The U.S. and the European Union accuse Russia of provoking the turmoil, which worsened even after increased sanctions on Russia in the worst confrontation since the Cold War.
What Does this Mean for Johnson & Johnson (NYSE:JNJ)?
Although JNJ is one of only 3 companies rated AAA by Standard & Poor's Rating Services as I mentioned in another recent article, it has also hit overhead resistance slightly above the $101 level.
Fundamentally, I think the company is one of the best, as Carla Fried pointed out in her article titled "Johnson & Johnson: Why Top Funds are Buying." But there are reasons I anticipate a stock price correction.
1. The share price has moved up too far and too fast. Since 2014 feels a lot like 2011 (as the Ross interview pointed out), the 5-year chart below demonstrates that JNJ tends to correct with the market.
Every time JNJ hits a new 52-week high, it tends to be the resistance that allows it to move down before climbing higher. Next, let's see a 5-year chart of the S&P 500 as represented by the SPDR ETF (NYSEARCA:SPY).
If we experience a 2011-style market correction, those who want to own JNJ at a lower price level may have the opportunity. This leads to my next point.
2. At a price of $100 or better, the dividend yield drops below the 3% level. As an analyst and investor, why would I want to own JNJ at nearly $101, with a 2.77% yield and 4% upside (1-year) target price when I can own Verizon (NYSE:VZ) with a 4.5% dividend yield and a 14% upside price target?
When the price of JNJ drops to $92, then the dividend yield is 3.04% and with a target price of $105, we would then have a shot at a 14% gain.
3. Then there are the headwinds Johnson & Johnson faces. The company has some serious legal battles with its products.
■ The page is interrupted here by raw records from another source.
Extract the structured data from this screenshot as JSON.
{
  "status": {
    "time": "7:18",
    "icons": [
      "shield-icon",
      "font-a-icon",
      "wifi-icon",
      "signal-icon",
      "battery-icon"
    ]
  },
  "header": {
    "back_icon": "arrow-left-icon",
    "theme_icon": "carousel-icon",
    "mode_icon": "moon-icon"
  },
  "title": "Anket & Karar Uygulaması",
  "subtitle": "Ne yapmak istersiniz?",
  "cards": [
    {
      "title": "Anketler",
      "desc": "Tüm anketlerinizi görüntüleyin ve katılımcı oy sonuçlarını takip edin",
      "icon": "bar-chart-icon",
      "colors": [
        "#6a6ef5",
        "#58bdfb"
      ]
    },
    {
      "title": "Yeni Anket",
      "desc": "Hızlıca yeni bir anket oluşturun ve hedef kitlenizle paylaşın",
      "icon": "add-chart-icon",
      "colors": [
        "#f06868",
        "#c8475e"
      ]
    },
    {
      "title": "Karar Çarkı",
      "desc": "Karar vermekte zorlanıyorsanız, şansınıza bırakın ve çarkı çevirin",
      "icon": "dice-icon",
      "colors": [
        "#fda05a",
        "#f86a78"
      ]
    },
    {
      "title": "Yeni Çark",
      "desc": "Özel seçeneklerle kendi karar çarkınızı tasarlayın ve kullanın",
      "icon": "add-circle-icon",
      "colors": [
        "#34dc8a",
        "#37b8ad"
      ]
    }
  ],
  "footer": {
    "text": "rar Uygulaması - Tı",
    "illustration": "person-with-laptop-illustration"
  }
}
One I anticipate concerns the company's decision to halt sales of devices used to remove growths in the uterus following a government warning that the electronic surgical tools can inadvertently spread cancer to other parts of the body.
According to an Associated Press story, JNJ "...said in a statement that its three power morcellators have always included language cautioning doctors about this risk. The company said the sales suspension applies to its Gynecare Morcellex, Morcellex Sigma and Gynecare X-Tract devices."
This comes on the heels of a report that the company lost its first lawsuit concerning its Ethicon line of vaginal surgical mesh. The report noted "Hit with a mountain of more than 12,000 Ethicon mesh lawsuits over its continued design difficulties with its vaginal insert products, Johnson & Johnson finally agreed to stop selling certain lines of the flawed inserts in 2012.
"The allegations follow a similar theme-the design of the inserts is flawed and the patients who received them are suffering as a result." The more research I do on these legal issues, the more concerned I become from an investment perspective.
Yes, the first quarter 2014 earnings report for JNJ showed both a 3.5% sales growth and an almost 7% EPS increase over the year-ago quarter. The company also raised its annual dividend by 6.1% on April 24.
Even so, I believe the good news is already baked into the stock's price. From the March 3 low of $90.83, JNJ shares are up over 11% in less than two months.
There are good reasons to believe that the nearly 284% move that the S&P 500 has experienced from the March 2009 lows of about 666 to over 1,888 on May 1 leave the markets ripe for a correction.
My conclusions point towards a chance of a 2011-style correction, partially as a function of the historical idea of FYFS. A healthy correction of at least 10% would create buying opportunities.
One of them is likely to be Johnson & Johnson. If you like it at $101 with a yield of 2.77%, you're going to love it at $92 with a yield-to-price of 3.04%. All arguments to the contrary, I prefer $92, shouldn't you?
Disclosure: I am long VZ. I wrote this article myself, and it expresses my own opinions. I am not receiving compensation for it (other than from Seeking Alpha). I have no business relationship with any company whose stock is mentioned in this article.